Mr. Patterson’s song writing is emotional and heart felt, there is a passion to it that is amplified by the instrumentation and provides us with a solid sound scape. Though not all hard driving and fierce, the majority of cuts are. He does show us the ability to change gears and gives us a slower paced vocals and songs. From declarations of what is inevitable in ‘Time For A Change’ to ‘Fascination’ which is a more electric slow burner where he implores his lady to close their eyes and let the other become their fascination. This cut has a slight feel of some of the earlier rock-blues hybrids that came about in the late nineties early aught’s, but with a true blues spirit to it.
A solid release that gives us a glimpse at what Mr. Patterson can do and where his influences lie. Pat Travers, Joe Bonamassa, early Led Zep, as well as the likes of B.B. King, Jeff Healy and Eric Clapton and just enough funk to keep it dirty and original. With this solid first release I am looking forward to his next release, and if I he is playing anywhere near me in South Carolina I will most certainly go see him perform.
So while these artists might be new to some, or even all, of us they certainly are worth listening to. They are all adept at their brand of blues and their spirit level is on the rise. Would be a nice gift to turn someone on to some new blues folks this holiday season.

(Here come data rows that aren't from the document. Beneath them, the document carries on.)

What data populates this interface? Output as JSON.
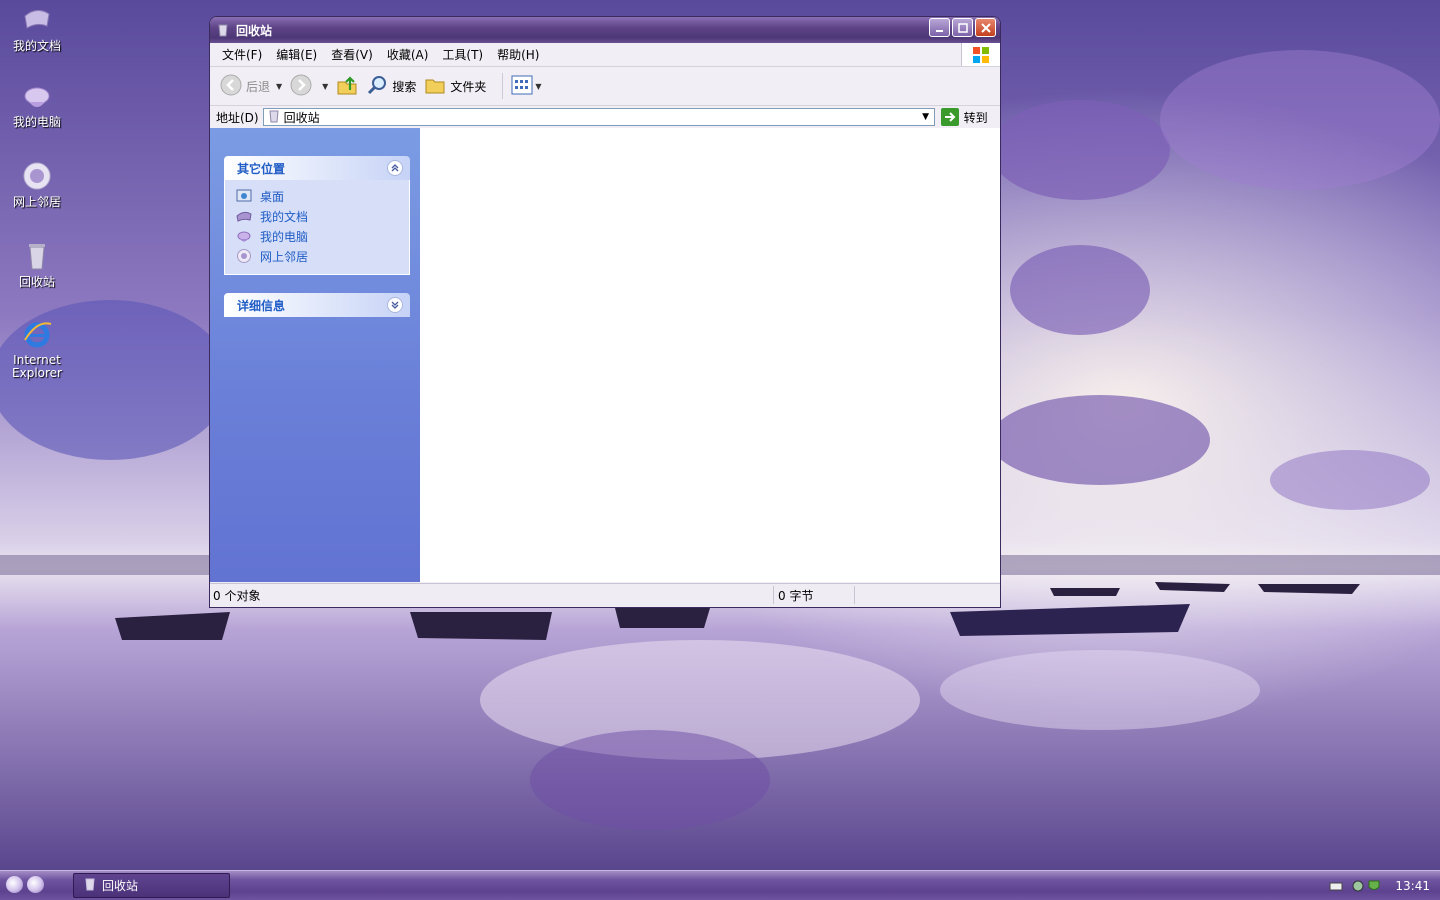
{
  "desktop": {
    "icons": [
      {
        "label": "我的文档",
        "icon": "my-documents-icon"
      },
      {
        "label": "我的电脑",
        "icon": "my-computer-icon"
      },
      {
        "label": "网上邻居",
        "icon": "network-places-icon"
      },
      {
        "label": "回收站",
        "icon": "recycle-bin-icon"
      },
      {
        "label_line1": "Internet",
        "label_line2": "Explorer",
        "icon": "internet-explorer-icon"
      }
    ]
  },
  "window": {
    "title": "回收站",
    "menu": [
      "文件(F)",
      "编辑(E)",
      "查看(V)",
      "收藏(A)",
      "工具(T)",
      "帮助(H)"
    ],
    "toolbar": {
      "back": "后退",
      "search": "搜索",
      "folders": "文件夹"
    },
    "address": {
      "label": "地址(D)",
      "value": "回收站",
      "go": "转到"
    },
    "taskpane": {
      "other_places": {
        "title": "其它位置",
        "links": [
          {
            "label": "桌面",
            "icon": "desktop-icon"
          },
          {
            "label": "我的文档",
            "icon": "my-documents-icon"
          },
          {
            "label": "我的电脑",
            "icon": "my-computer-icon"
          },
          {
            "label": "网上邻居",
            "icon": "network-places-icon"
          }
        ]
      },
      "details": {
        "title": "详细信息"
      }
    },
    "status": {
      "objects": "0 个对象",
      "bytes": "0 字节"
    }
  },
  "taskbar": {
    "task": "回收站",
    "clock": "13:41"
  },
  "colors": {
    "titlebar": "#5f4488",
    "taskpane": "#6a7fd8",
    "link": "#215dc6",
    "taskbar": "#5d4290"
  }
}
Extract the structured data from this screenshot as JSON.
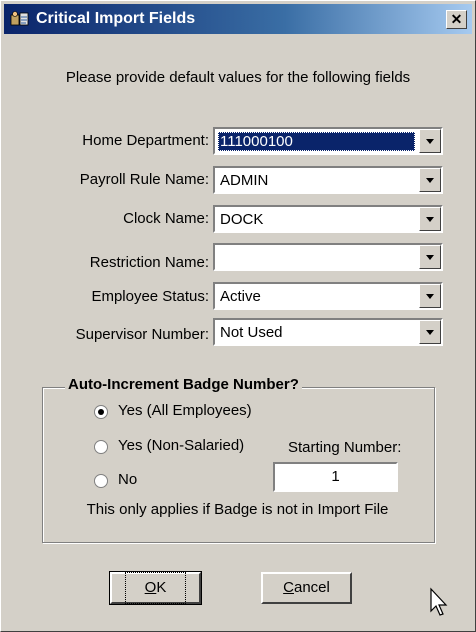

Until next time,
Love, Peace & Chicken Grease
photos: Courtesy of artists